In response to increasingly burdensome textbook prices in higher education, many institutions and faculty are moving towards open textbooks as a way to control costs for students (for example, the Textbook Affordability Project at Temple). Open textbooks are freely available to download and use, and usually distributed under a copyright license that allows educators to share and remix content.
Beyond textbooks: other Open Educational Resources include notes, syllabi, streaming video, and supplementary course materials. Here are some resources that help you identify open access (i.e., freely available) educational resources. For an overview, check out this primer on Open Educational Resources, including lists of resources and recommendations for incorporating OERs into your course.

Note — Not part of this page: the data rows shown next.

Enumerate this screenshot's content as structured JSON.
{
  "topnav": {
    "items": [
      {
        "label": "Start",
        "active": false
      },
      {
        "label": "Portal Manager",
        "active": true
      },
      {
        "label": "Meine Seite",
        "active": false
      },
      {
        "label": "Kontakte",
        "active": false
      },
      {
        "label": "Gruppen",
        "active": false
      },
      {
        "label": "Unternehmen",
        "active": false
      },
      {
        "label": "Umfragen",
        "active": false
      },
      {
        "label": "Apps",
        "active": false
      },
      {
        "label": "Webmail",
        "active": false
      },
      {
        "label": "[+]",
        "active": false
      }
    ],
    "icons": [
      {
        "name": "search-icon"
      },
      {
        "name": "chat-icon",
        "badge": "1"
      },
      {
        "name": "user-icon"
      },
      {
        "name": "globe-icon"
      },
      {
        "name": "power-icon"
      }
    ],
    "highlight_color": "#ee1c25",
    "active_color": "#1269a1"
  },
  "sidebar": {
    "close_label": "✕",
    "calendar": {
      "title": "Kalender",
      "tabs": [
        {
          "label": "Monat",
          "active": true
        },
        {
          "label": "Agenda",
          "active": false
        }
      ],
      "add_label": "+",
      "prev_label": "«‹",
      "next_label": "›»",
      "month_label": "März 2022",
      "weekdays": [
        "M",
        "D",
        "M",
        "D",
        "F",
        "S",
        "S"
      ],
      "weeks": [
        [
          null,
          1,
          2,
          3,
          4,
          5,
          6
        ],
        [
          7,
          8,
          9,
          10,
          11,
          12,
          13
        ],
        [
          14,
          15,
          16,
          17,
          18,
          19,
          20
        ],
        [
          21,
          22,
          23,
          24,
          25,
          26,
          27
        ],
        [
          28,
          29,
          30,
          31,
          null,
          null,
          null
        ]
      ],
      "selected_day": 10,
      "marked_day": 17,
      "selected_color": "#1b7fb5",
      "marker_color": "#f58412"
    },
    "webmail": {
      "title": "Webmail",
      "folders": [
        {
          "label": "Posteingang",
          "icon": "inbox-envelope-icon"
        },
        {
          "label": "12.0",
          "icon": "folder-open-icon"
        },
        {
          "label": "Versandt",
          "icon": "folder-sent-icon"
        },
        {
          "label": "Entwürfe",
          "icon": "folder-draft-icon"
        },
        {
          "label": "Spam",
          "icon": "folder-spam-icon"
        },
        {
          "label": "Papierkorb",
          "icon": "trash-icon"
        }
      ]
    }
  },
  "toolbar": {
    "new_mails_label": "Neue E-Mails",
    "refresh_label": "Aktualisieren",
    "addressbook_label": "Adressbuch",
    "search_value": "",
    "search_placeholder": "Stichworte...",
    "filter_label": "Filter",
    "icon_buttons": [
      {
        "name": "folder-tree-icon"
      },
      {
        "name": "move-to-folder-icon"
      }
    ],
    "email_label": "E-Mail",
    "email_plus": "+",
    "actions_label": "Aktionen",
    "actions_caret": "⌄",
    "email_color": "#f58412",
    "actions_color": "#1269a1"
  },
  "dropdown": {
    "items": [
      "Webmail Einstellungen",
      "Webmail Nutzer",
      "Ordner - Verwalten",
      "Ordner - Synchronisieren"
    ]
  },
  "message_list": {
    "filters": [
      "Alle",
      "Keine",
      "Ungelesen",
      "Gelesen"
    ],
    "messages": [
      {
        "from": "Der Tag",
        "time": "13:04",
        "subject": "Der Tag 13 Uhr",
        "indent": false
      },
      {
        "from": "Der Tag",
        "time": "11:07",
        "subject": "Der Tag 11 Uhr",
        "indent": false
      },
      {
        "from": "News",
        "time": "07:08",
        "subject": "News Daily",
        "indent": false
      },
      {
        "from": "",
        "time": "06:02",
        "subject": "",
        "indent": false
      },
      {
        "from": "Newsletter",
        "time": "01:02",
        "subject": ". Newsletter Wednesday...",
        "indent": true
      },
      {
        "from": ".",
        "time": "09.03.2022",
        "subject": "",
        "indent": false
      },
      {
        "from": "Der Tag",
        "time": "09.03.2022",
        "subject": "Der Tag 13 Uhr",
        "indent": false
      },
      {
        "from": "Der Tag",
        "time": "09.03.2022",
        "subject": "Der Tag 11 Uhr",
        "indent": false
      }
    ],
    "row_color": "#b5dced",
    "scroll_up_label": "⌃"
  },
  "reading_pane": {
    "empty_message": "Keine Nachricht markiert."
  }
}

Typically, purchasing eBooks is nearly as costly as buying a new copy of the print version. There are, however, quite a few resources on the open web where you can find free eBooks, particularly titles whose copyright has expired and now reside in the public domain.
HathiTrust - A partnership of academic and research institutions; offers a collection of millions of titles, most in public domain, digitized from libraries around the world.

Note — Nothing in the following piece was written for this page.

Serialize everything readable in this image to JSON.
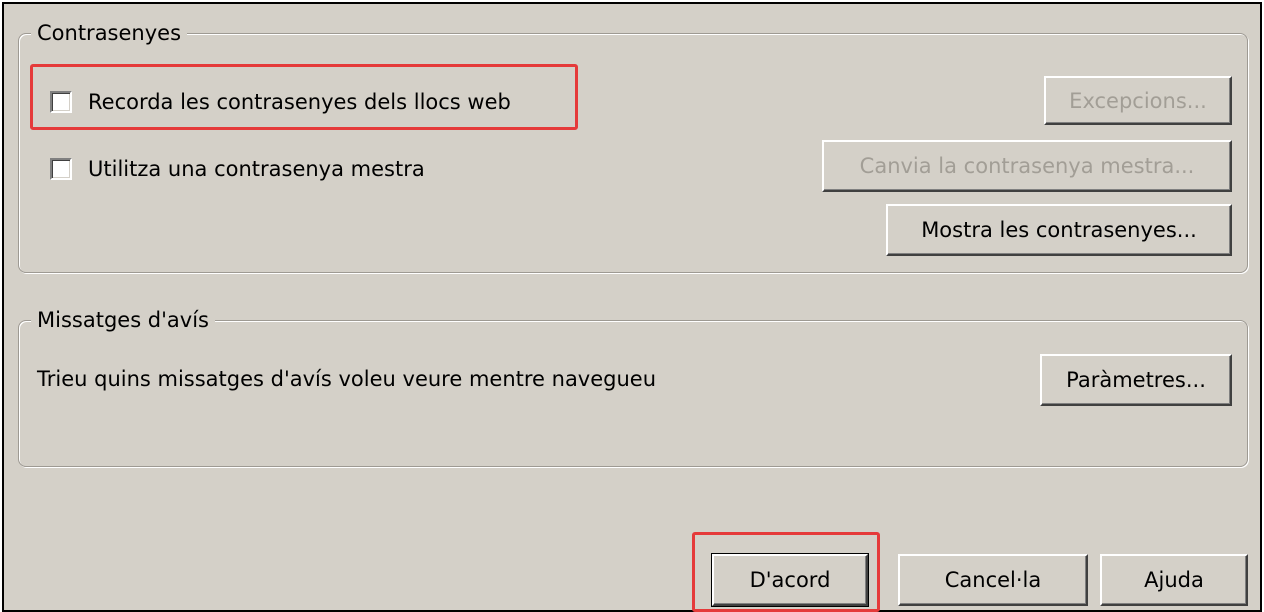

Project Gutenberg - A digital library of free eBooks in the public domain. Most items are available to read online, as kindle files, and as EPUB files.
Bartleby - Publishes thousands of free online classics.
Archive.org - Offer over 8 million freely accessible eBooks.
Amazon*- Many public domain titles are available for free as Kindle or online reads. Try searching "free classics." You will need to sign in to an Amazon account to access these titles.
Google Books* - The world's most comprehensive database of digitized books, some of which have full-text access, and many of which have partial-text access.
(*While these can be great resources, please be aware that the quality of the digitized items can be poor.)
Various sources of textbook and other book reviews are available.
2. Check Amazon reviews to see where reviews are published for materials that one might use in a class. An example.
3. Look in your favorite professional journals, including ones that are focused on educational issues and practices within a particular subject area.